"It's fantastic to see the sheer delight on her face because you could see how stressed she was," he added.
"She is an emotional girl but I think she held it together really well."
Mr Harris said the family were prepared to go to Russia if Ms Harris was obliged to remain there.
In a letter from prison to a fellow Greenpeace activist in October, quoted by the Torquay Herald Express, the activist wrote: "I dream of the outside world a lot. When I wake I'm sleeping with steel bars digging into my back, facing the same four green walls I've faced for 25 days. That's the hardest time of the day.
"Despite everything that has happened I don't hate Russia, I just want to go home."
John Sauven, executive director of Greenpeace in the UK, said: "Although this process is a long way from being resolved, today's decision by the court to grant bail to Alex will come as a huge relief to her family and friends. Our focus now will be to get the remaining activists released."
"The Arctic 30 still face absurd charges for peacefully protesting against oil drilling in the Arctic," the Greenpeace official added.
The Dutch foreign ministry says the bail ruling for Ms Oulahsen was a positive development.
The eight other people bailed on Tuesday were named as: Miguel Orsi (Argentina), Camila Speziale (Argentina), Paul Ruzycki (Canada), Sini Saarela (Finland), Francesco Pisanu (France), Cristian D'Alessandro (Italy), David Haussman (New Zealand) and Tomasz Dziemianczuk (Poland).
On Monday, Russian national Yekaterina Zaspa, who served as medical crew on the ship, was bailed along with photographer Denis Sinyakov and activist Andrey Allakhverdov.
Bail of 2m roubles ($61,000, £38,000) was stipulated for each detainee.
Mr Russell, 59, who acted as the ship's radio operator, was ordered to remain in pre-trial detention until 24 February.
Saying it was "baffled" by the decision, Greenpeace said it would appeal and hoped Mr Russell would be given bail like the others.

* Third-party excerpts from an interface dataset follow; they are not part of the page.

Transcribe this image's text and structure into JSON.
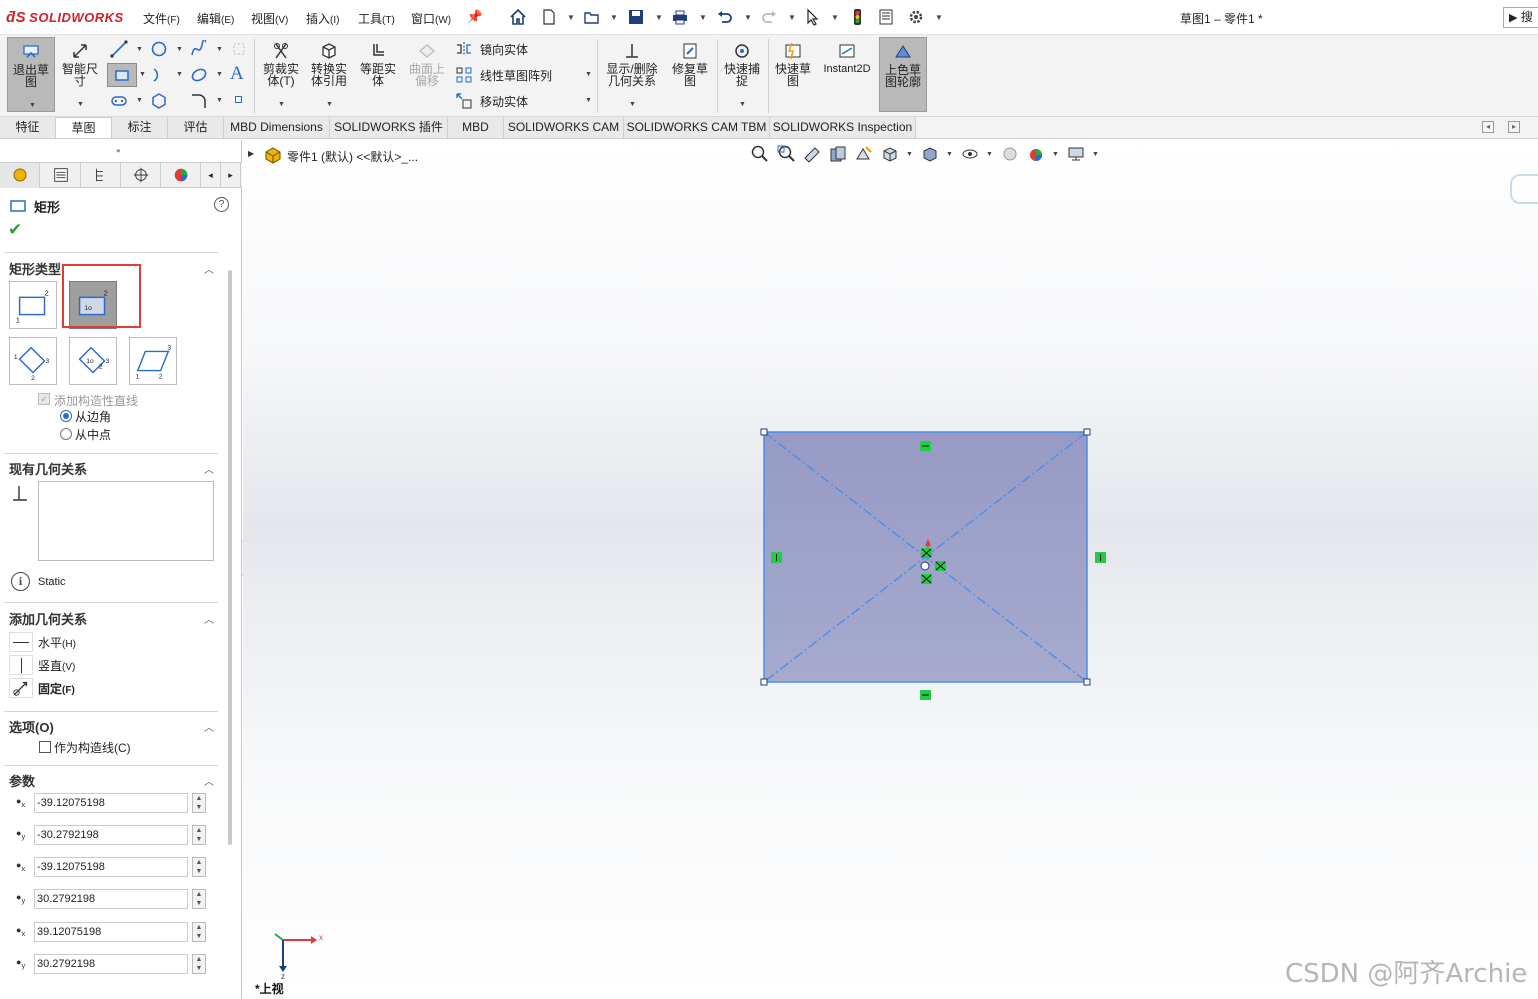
{
  "app": {
    "logo_text": "SOLIDWORKS",
    "document_title": "草图1 – 零件1 *",
    "search_text": "搜"
  },
  "menus": [
    {
      "label": "文件",
      "key": "(F)"
    },
    {
      "label": "编辑",
      "key": "(E)"
    },
    {
      "label": "视图",
      "key": "(V)"
    },
    {
      "label": "插入",
      "key": "(I)"
    },
    {
      "label": "工具",
      "key": "(T)"
    },
    {
      "label": "窗口",
      "key": "(W)"
    }
  ],
  "command_manager": {
    "exit_sketch": "退出草图",
    "smart_dimension": "智能尺寸",
    "trim_entities": "剪裁实体(T)",
    "convert_entities": "转换实体引用",
    "offset_entities": "等距实体",
    "offset_on_surface": "曲面上偏移",
    "mirror_entities": "镜向实体",
    "linear_pattern": "线性草图阵列",
    "move_entities": "移动实体",
    "display_relations": "显示/删除几何关系",
    "repair_sketch": "修复草图",
    "quick_snaps": "快速捕捉",
    "rapid_sketch": "快速草图",
    "instant2d": "Instant2D",
    "shaded_contours": "上色草图轮廓"
  },
  "tabs": [
    "特征",
    "草图",
    "标注",
    "评估",
    "MBD Dimensions",
    "SOLIDWORKS 插件",
    "MBD",
    "SOLIDWORKS CAM",
    "SOLIDWORKS CAM TBM",
    "SOLIDWORKS Inspection"
  ],
  "active_tab": "草图",
  "property_manager": {
    "title": "矩形",
    "sections": {
      "rect_type": "矩形类型",
      "existing_relations": "现有几何关系",
      "add_relations": "添加几何关系",
      "options": "选项(O)",
      "parameters": "参数"
    },
    "add_construction_lines": "添加构造性直线",
    "from_corners": "从边角",
    "from_midpoints": "从中点",
    "status": "Static",
    "relations": [
      {
        "label": "水平",
        "key": "(H)"
      },
      {
        "label": "竖直",
        "key": "(V)"
      },
      {
        "label": "固定",
        "key": "(F)"
      }
    ],
    "as_construction": "作为构造线(C)",
    "params": [
      {
        "axis": "x",
        "value": "-39.12075198"
      },
      {
        "axis": "y",
        "value": "-30.2792198"
      },
      {
        "axis": "x",
        "value": "-39.12075198"
      },
      {
        "axis": "y",
        "value": "30.2792198"
      },
      {
        "axis": "x",
        "value": "39.12075198"
      },
      {
        "axis": "y",
        "value": "30.2792198"
      }
    ]
  },
  "graphics": {
    "breadcrumb": "零件1 (默认) <<默认>_...",
    "view_name": "*上视",
    "triad_x": "x",
    "triad_z": "z",
    "watermark": "CSDN @阿齐Archie"
  },
  "colors": {
    "rect_fill": "#9a9ec4",
    "rect_stroke": "#4a8ee8",
    "relation_green": "#22cc44",
    "highlight_red": "#e53935"
  }
}
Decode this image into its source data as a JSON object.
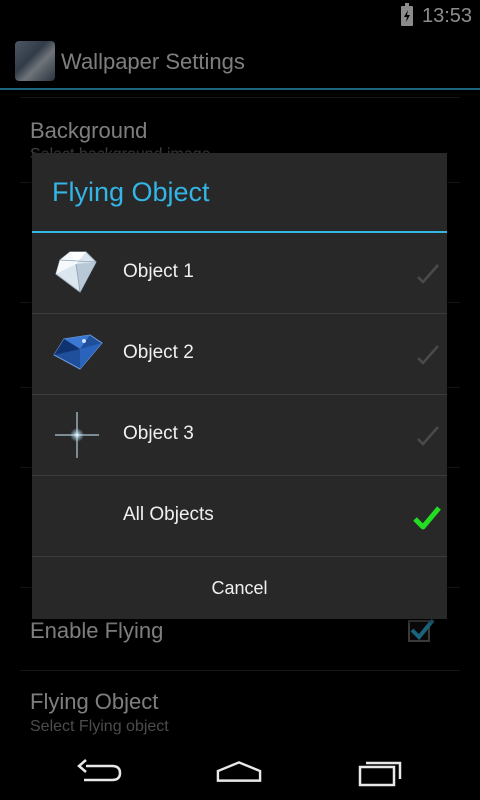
{
  "status_bar": {
    "time": "13:53",
    "battery_icon": "battery-charging-icon"
  },
  "action_bar": {
    "title": "Wallpaper Settings",
    "icon": "app-icon"
  },
  "background_settings": {
    "items": [
      {
        "title": "Background",
        "summary": "Select background image"
      },
      {
        "title": "Enable Flying",
        "checked": true
      },
      {
        "title": "Flying Object",
        "summary": "Select Flying object"
      }
    ]
  },
  "dialog": {
    "title": "Flying Object",
    "options": [
      {
        "label": "Object 1",
        "thumb": "white-diamond-icon",
        "selected": false
      },
      {
        "label": "Object 2",
        "thumb": "blue-diamond-icon",
        "selected": false
      },
      {
        "label": "Object 3",
        "thumb": "sparkle-star-icon",
        "selected": false
      },
      {
        "label": "All Objects",
        "thumb": "",
        "selected": true
      }
    ],
    "cancel_label": "Cancel",
    "accent_color": "#33b5e5",
    "check_color": "#22dd22"
  },
  "nav_bar": {
    "buttons": [
      "back-icon",
      "home-icon",
      "recent-apps-icon"
    ]
  }
}
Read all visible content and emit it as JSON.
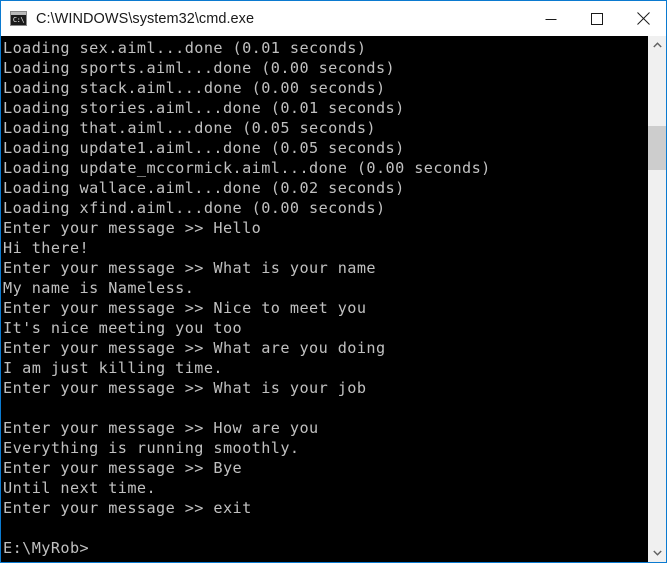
{
  "window": {
    "title": "C:\\WINDOWS\\system32\\cmd.exe",
    "icon_name": "cmd-exe-icon",
    "icon_glyph": "C:\\",
    "border_color": "#0b7ad0",
    "titlebar_background": "#ffffff",
    "title_color": "#1a1a1a",
    "controls": {
      "minimize_label": "Minimize",
      "maximize_label": "Maximize",
      "close_label": "Close"
    }
  },
  "console": {
    "background_color": "#000000",
    "text_color": "#c0c0c0",
    "prompt_symbol": ">>",
    "current_directory_prompt": "E:\\MyRob>",
    "lines": [
      "Loading sex.aiml...done (0.01 seconds)",
      "Loading sports.aiml...done (0.00 seconds)",
      "Loading stack.aiml...done (0.00 seconds)",
      "Loading stories.aiml...done (0.01 seconds)",
      "Loading that.aiml...done (0.05 seconds)",
      "Loading update1.aiml...done (0.05 seconds)",
      "Loading update_mccormick.aiml...done (0.00 seconds)",
      "Loading wallace.aiml...done (0.02 seconds)",
      "Loading xfind.aiml...done (0.00 seconds)",
      "Enter your message >> Hello",
      "Hi there!",
      "Enter your message >> What is your name",
      "My name is Nameless.",
      "Enter your message >> Nice to meet you",
      "It's nice meeting you too",
      "Enter your message >> What are you doing",
      "I am just killing time.",
      "Enter your message >> What is your job",
      "",
      "Enter your message >> How are you",
      "Everything is running smoothly.",
      "Enter your message >> Bye",
      "Until next time.",
      "Enter your message >> exit",
      "",
      "E:\\MyRob>"
    ]
  },
  "scrollbar": {
    "up_arrow_name": "scroll-up-arrow",
    "down_arrow_name": "scroll-down-arrow",
    "track_color": "#f0f0f0",
    "thumb_color": "#cdcdcd"
  }
}
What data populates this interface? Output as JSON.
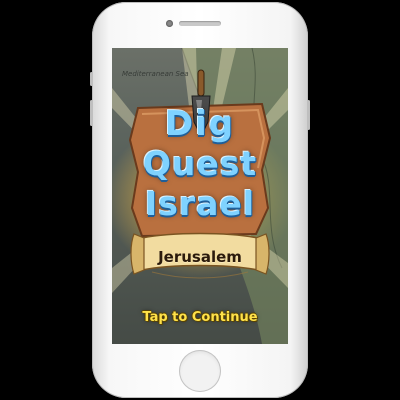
{
  "map": {
    "sea_label": "Mediterranean Sea"
  },
  "title": {
    "line1": "Dig",
    "line2": "Quest",
    "line3": "Israel"
  },
  "location": {
    "label": "Jerusalem"
  },
  "prompt": {
    "tap_label": "Tap to Continue"
  },
  "colors": {
    "title_fill": "#7fd2ff",
    "title_outline": "#1e5f9a",
    "prompt_yellow": "#ffe24a",
    "phone_body": "#f4f4f4"
  },
  "icons": [
    "trowel-icon",
    "scroll-banner-icon"
  ]
}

A spokesperson for Australian Foreign Affairs Minister Julie Bishop said she was concerned about his case and monitoring it closely, the Canberra Times reports.